An $86 million project in Alexandria, Virginia. is scheduled for launch in the second half of 2023, and it is critical to a large redevelopment project that is underway. After acquiring a vacant, blighted mall property for $54 million, city leaders are now committed to delivering a $1 billion hospital and medical campus to an underserved area. The vacant mall must be demolished and the site remediated before the project can be completed.
In California, state funding for transportation alternatives will fund remediation projects tied to redevelopment initiatives. The California Transportation Commission will contribute $1.7 billion in 2023 for various types of projects that will result in the recycling of public assets.
Some municipalities in the state can use the funding to create or enhance assets related to transportation. Such initiatives include multi-use paths, new sidewalks and pedestrian street lighting for underserved neighborhoods for revitalization.
A $684 million project in Memphis, Tennessee includes redevelopment plans that will redefine the entire cityscape. Three monumental venues are targeted for work in 2023.
Plans outline renovation work on the FedEx Forum, AutoZone Park, and Simmons Bank Liberty Stadium along with the construction of a new venue to host a professional soccer club.
Before work can begin, the city must demolish the Mid-South Coliseum, which was closed permanently several years ago. Part of the funding for Memphis’s $684 million multi-venue redevelopment will come from private sector investors and the city’s hotel/motel occupancy tax.
City leaders in Louisville, Kentucky have $10 million from the federal government to launch a site preparation project in 2023. Work is planned for a remediation project on a former chemical production plant that closed in 1994. After 75 years of producing toxic lacquers, varnishes, enamels, epoxy-based coatings and acrylics, the site must be cleaned of all soil pollution.
The Louisville Gardens multi-purpose arena in Louisville is targeted for redevelopment with a private entertainment group. The objective is to turn a historic building into the focal point of a long-term economic development strategy.
City leaders have tagged the project with a cost projection of $65 million and the plan is to deliver theater space, soundstages, a retail area and a public museum. The Louisville Gardens building originally opened in 1905 and because of its historical aspect, it is expected to attract even more interest from private sector investors.
Enthusiasm for the building’s redevelopment is also bolstered by the governor’s decision to offer a tax credit of 30-35% (approximately $75 million annually) for the construction of production studio infrastructure. The effort will be designed to revitalize an underused area of the city.
Another California project of high interest will be launched in Los Angeles in 2023 and is projected for completion in late 2025. Cost for the effort is placed at $47.5 million. This project will prepare sites for redevelopment in a notoriously blighted neighborhood that has suffered decades of disinvestment.
The city plans to reverse those trends with over 2 miles of multi-use trails, an urban canopy of at least 500 street trees, approximately 540 LED pedestrian streetlights, and 27,000 square feet of rehabilitated sidewalks throughout the neighborhood. The redevelopment will culminate in the construction of a new public plaza.

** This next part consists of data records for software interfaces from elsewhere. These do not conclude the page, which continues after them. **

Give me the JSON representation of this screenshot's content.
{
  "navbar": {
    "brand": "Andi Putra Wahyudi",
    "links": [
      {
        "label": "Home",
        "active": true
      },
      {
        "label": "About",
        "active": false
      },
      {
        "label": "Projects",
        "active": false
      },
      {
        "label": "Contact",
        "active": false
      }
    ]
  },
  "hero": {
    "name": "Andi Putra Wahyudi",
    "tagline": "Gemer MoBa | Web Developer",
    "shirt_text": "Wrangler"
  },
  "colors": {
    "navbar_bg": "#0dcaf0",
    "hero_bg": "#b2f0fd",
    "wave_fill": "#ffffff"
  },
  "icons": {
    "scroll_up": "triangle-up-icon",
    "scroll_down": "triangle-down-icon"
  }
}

Remediation and redevelopment projects will be rampant over the next several years. Each project will require numerous types of partnerships with contractors. Most upcoming opportunities have already produced detailed planning documents that are available for interested potential partners.
This article first appeared in SPI Insights. Reprinted here (with minor edits) by permission.

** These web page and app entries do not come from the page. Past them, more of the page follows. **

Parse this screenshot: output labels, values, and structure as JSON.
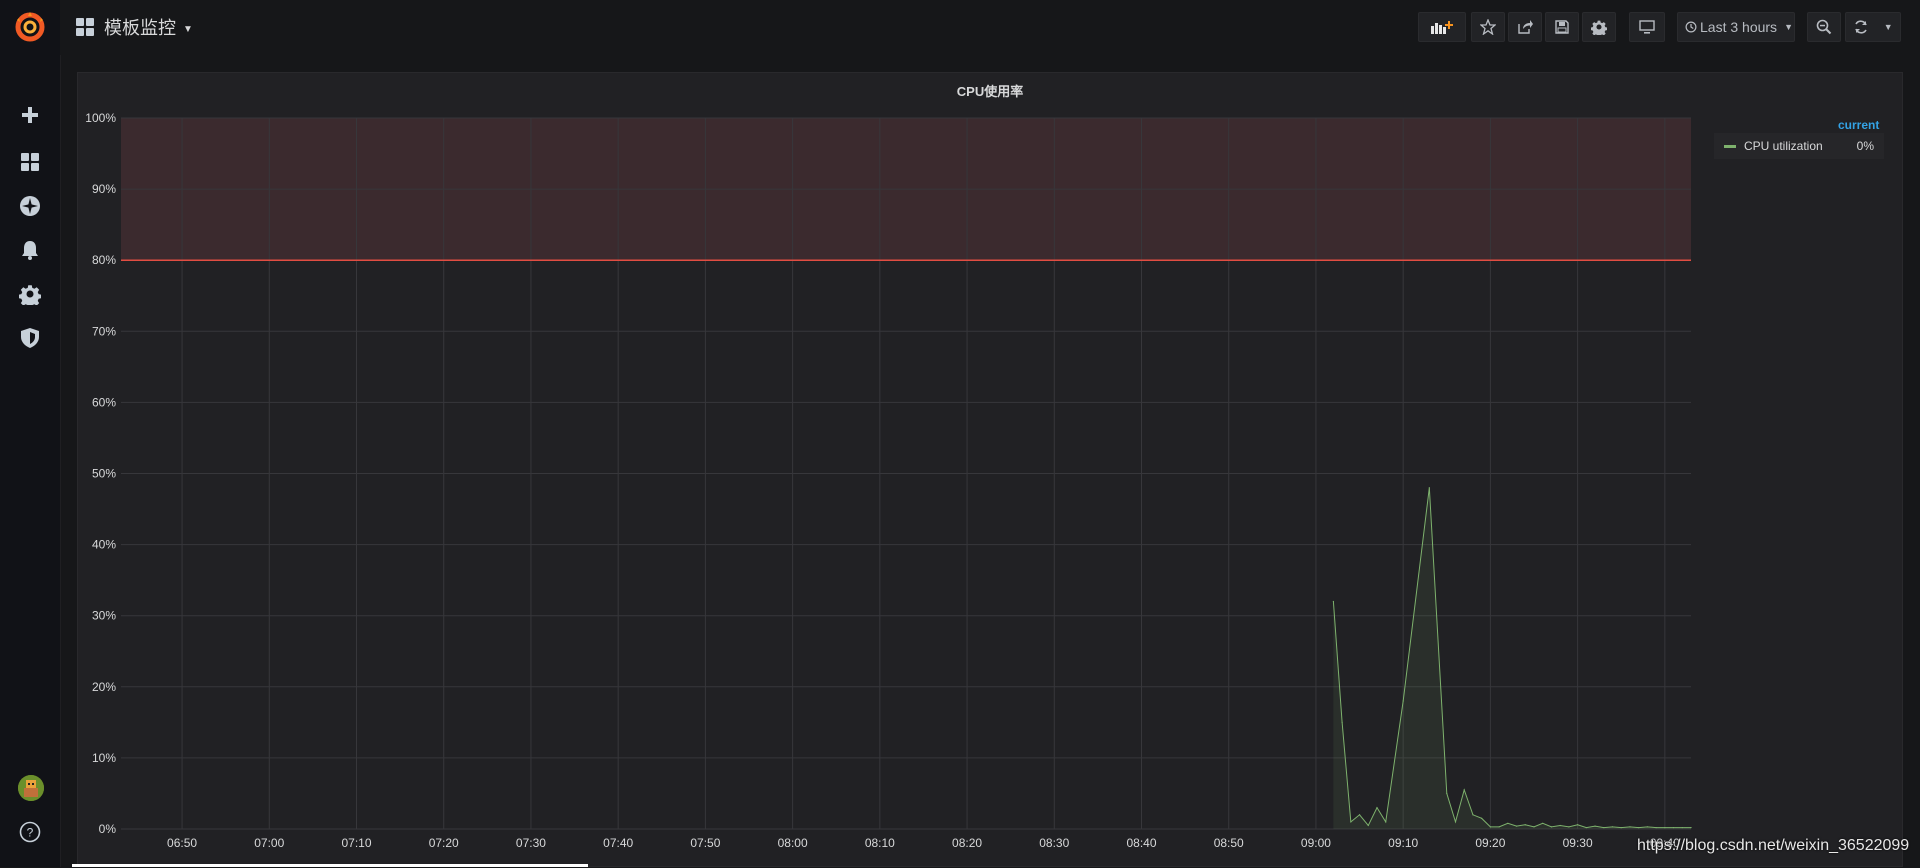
{
  "topbar": {
    "dashboard_name": "模板监控",
    "time_range": "Last 3 hours"
  },
  "panel": {
    "title": "CPU使用率",
    "legend_header": "current",
    "legend_items": [
      {
        "label": "CPU utilization",
        "value": "0%",
        "color": "#7eb26d"
      }
    ]
  },
  "watermark": "https://blog.csdn.net/weixin_36522099",
  "colors": {
    "series": "#7eb26d",
    "threshold": "#e24d42",
    "threshold_fill": "#3b2a2e",
    "legend_header": "#33a2e5"
  },
  "chart_data": {
    "type": "line",
    "title": "CPU使用率",
    "xlabel": "",
    "ylabel": "",
    "x_ticks": [
      "06:50",
      "07:00",
      "07:10",
      "07:20",
      "07:30",
      "07:40",
      "07:50",
      "08:00",
      "08:10",
      "08:20",
      "08:30",
      "08:40",
      "08:50",
      "09:00",
      "09:10",
      "09:20",
      "09:30",
      "09:40"
    ],
    "y_ticks": [
      "0%",
      "10%",
      "20%",
      "30%",
      "40%",
      "50%",
      "60%",
      "70%",
      "80%",
      "90%",
      "100%"
    ],
    "ylim": [
      0,
      100
    ],
    "xlim": [
      "06:43",
      "09:43"
    ],
    "grid": true,
    "legend_position": "right",
    "threshold": {
      "value": 80,
      "fill": "above"
    },
    "series": [
      {
        "name": "CPU utilization",
        "x": [
          "09:02",
          "09:03",
          "09:04",
          "09:05",
          "09:06",
          "09:07",
          "09:08",
          "09:10",
          "09:13",
          "09:15",
          "09:16",
          "09:17",
          "09:18",
          "09:19",
          "09:20",
          "09:21",
          "09:22",
          "09:23",
          "09:24",
          "09:25",
          "09:26",
          "09:27",
          "09:28",
          "09:29",
          "09:30",
          "09:31",
          "09:32",
          "09:33",
          "09:34",
          "09:35",
          "09:36",
          "09:37",
          "09:38",
          "09:39",
          "09:40",
          "09:41",
          "09:42",
          "09:43"
        ],
        "values": [
          32,
          15,
          1,
          2,
          0.5,
          3,
          1,
          18,
          48,
          5,
          1,
          5.5,
          2,
          1.5,
          0.3,
          0.3,
          0.8,
          0.4,
          0.6,
          0.3,
          0.8,
          0.3,
          0.5,
          0.3,
          0.6,
          0.2,
          0.4,
          0.2,
          0.3,
          0.2,
          0.3,
          0.2,
          0.3,
          0.2,
          0.2,
          0.2,
          0.2,
          0.2
        ]
      }
    ]
  }
}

About the Author:
Mary Scott Nabers is President and CEO of Strategic Partnerships, Inc.
She has decades of experience working in the public-private sector.

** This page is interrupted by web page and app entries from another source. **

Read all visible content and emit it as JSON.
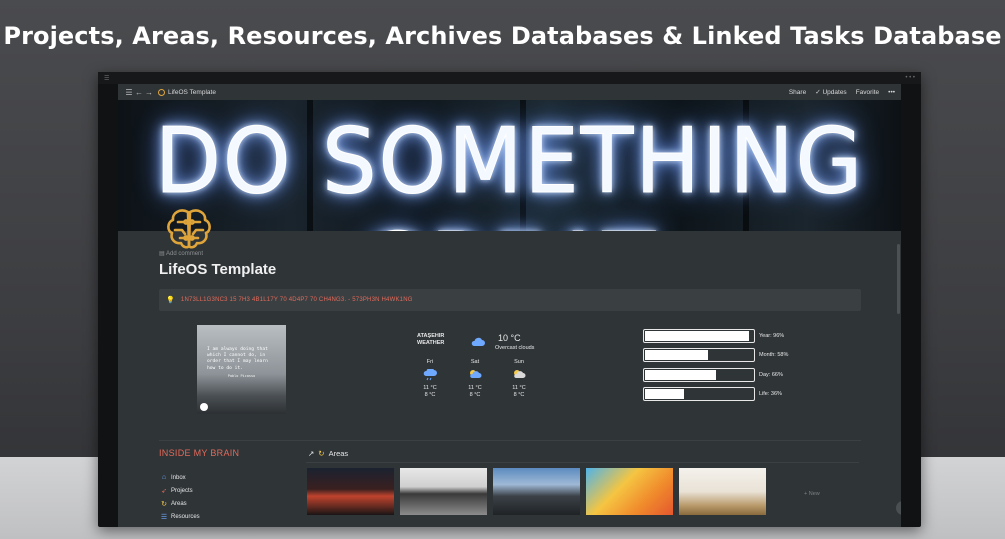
{
  "headline": "Projects, Areas, Resources, Archives Databases & Linked Tasks Database",
  "topbar": {
    "page_name": "LifeOS Template",
    "share": "Share",
    "updates": "Updates",
    "favorite": "Favorite",
    "more": "•••"
  },
  "cover": {
    "text": "DO SOMETHING GREAT"
  },
  "page": {
    "add_comment": "Add comment",
    "title": "LifeOS Template",
    "callout": "1N73LL1G3NC3 15 7H3 4B1L17Y 70 4D4P7 70 CH4NG3. - 573PH3N H4WK1NG"
  },
  "quote": {
    "text": "I am always doing that which I cannot do, in order that I may learn how to do it.",
    "author": "Pablo Picasso"
  },
  "weather": {
    "city": "ATAŞEHIR",
    "label": "WEATHER",
    "current_temp": "10 °C",
    "current_desc": "Overcast clouds",
    "days": [
      {
        "name": "Fri",
        "high": "11 °C",
        "low": "8 °C",
        "icon": "rain-cloud-icon"
      },
      {
        "name": "Sat",
        "high": "11 °C",
        "low": "8 °C",
        "icon": "sun-cloud-rain-icon"
      },
      {
        "name": "Sun",
        "high": "11 °C",
        "low": "8 °C",
        "icon": "sun-cloud-icon"
      }
    ]
  },
  "progress": [
    {
      "label": "Year: 96%",
      "value": 0.96
    },
    {
      "label": "Month: 58%",
      "value": 0.58
    },
    {
      "label": "Day: 66%",
      "value": 0.66
    },
    {
      "label": "Life: 36%",
      "value": 0.36
    }
  ],
  "brain": {
    "title": "INSIDE MY BRAIN",
    "items": [
      {
        "label": "Inbox",
        "icon": "inbox-icon"
      },
      {
        "label": "Projects",
        "icon": "rocket-icon"
      },
      {
        "label": "Areas",
        "icon": "refresh-icon"
      },
      {
        "label": "Resources",
        "icon": "list-icon"
      }
    ]
  },
  "areas": {
    "title": "Areas",
    "new_label": "+ New"
  },
  "help": "?",
  "colors": {
    "accent_red": "#e36a5a",
    "brain_gold": "#e0a53a",
    "background": "#2f3437"
  }
}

A well-recognized expert in the P3 and government contracting fields, she is often asked to share her industry insights with top publications and through professional speaking engagements.